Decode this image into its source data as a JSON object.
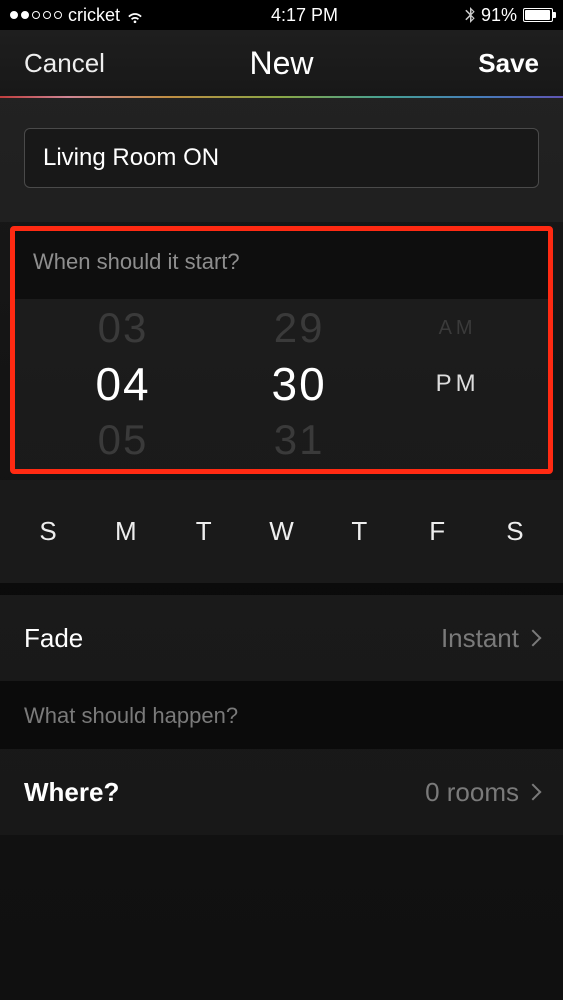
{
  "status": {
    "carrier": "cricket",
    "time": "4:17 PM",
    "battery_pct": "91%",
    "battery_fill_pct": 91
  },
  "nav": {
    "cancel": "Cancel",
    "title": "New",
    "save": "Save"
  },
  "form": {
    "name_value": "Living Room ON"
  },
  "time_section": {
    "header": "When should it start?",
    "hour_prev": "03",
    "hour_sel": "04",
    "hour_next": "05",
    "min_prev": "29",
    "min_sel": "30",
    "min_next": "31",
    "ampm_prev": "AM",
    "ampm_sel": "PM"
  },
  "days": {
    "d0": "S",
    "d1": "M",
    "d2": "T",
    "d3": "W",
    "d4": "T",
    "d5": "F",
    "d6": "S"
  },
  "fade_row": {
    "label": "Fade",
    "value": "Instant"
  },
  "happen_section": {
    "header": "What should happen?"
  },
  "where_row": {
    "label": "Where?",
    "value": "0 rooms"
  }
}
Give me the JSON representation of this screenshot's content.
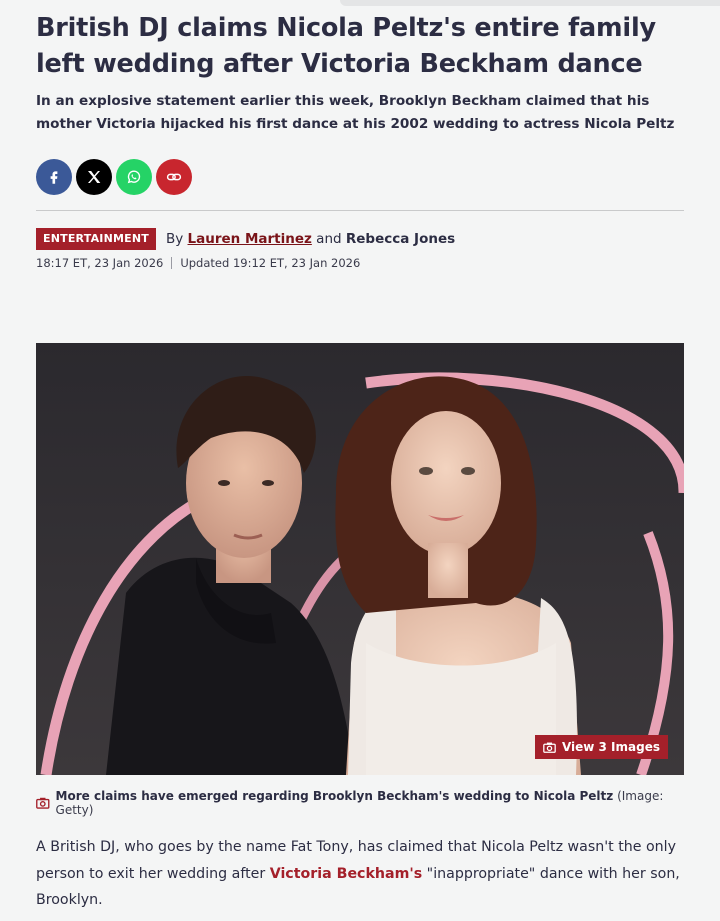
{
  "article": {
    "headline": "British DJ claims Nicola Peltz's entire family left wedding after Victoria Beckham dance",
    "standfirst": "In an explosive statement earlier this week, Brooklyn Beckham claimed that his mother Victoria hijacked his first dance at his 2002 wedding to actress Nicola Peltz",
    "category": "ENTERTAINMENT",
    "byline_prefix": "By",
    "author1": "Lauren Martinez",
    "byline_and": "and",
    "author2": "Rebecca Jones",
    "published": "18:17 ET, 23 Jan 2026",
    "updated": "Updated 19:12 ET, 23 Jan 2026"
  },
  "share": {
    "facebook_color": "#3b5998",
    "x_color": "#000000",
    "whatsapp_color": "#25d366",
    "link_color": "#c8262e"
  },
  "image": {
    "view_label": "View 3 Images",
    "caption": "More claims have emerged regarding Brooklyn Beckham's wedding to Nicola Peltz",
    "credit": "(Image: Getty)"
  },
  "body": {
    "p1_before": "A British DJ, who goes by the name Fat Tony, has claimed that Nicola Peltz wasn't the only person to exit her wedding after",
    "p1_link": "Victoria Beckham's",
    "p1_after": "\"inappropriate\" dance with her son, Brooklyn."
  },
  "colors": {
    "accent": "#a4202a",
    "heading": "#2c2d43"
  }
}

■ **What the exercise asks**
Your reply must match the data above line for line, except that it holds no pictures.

■ **Answer space**
Decode this image into its source data as a JSON object.
{
  "status": {
    "carrier": "cricket",
    "time": "4:17 PM",
    "battery_pct": "91%",
    "battery_fill_pct": 91
  },
  "nav": {
    "cancel": "Cancel",
    "title": "New",
    "save": "Save"
  },
  "form": {
    "name_value": "Living Room ON"
  },
  "time_section": {
    "header": "When should it start?",
    "hour_prev": "03",
    "hour_sel": "04",
    "hour_next": "05",
    "min_prev": "29",
    "min_sel": "30",
    "min_next": "31",
    "ampm_prev": "AM",
    "ampm_sel": "PM"
  },
  "days": {
    "d0": "S",
    "d1": "M",
    "d2": "T",
    "d3": "W",
    "d4": "T",
    "d5": "F",
    "d6": "S"
  },
  "fade_row": {
    "label": "Fade",
    "value": "Instant"
  },
  "happen_section": {
    "header": "What should happen?"
  },
  "where_row": {
    "label": "Where?",
    "value": "0 rooms"
  }
}
Give me the JSON representation of this screenshot's content.
{
  "article": {
    "headline": "British DJ claims Nicola Peltz's entire family left wedding after Victoria Beckham dance",
    "standfirst": "In an explosive statement earlier this week, Brooklyn Beckham claimed that his mother Victoria hijacked his first dance at his 2002 wedding to actress Nicola Peltz",
    "category": "ENTERTAINMENT",
    "byline_prefix": "By",
    "author1": "Lauren Martinez",
    "byline_and": "and",
    "author2": "Rebecca Jones",
    "published": "18:17 ET, 23 Jan 2026",
    "updated": "Updated 19:12 ET, 23 Jan 2026"
  },
  "share": {
    "facebook_color": "#3b5998",
    "x_color": "#000000",
    "whatsapp_color": "#25d366",
    "link_color": "#c8262e"
  },
  "image": {
    "view_label": "View 3 Images",
    "caption": "More claims have emerged regarding Brooklyn Beckham's wedding to Nicola Peltz",
    "credit": "(Image: Getty)"
  },
  "body": {
    "p1_before": "A British DJ, who goes by the name Fat Tony, has claimed that Nicola Peltz wasn't the only person to exit her wedding after",
    "p1_link": "Victoria Beckham's",
    "p1_after": "\"inappropriate\" dance with her son, Brooklyn."
  },
  "colors": {
    "accent": "#a4202a",
    "heading": "#2c2d43"
  }
}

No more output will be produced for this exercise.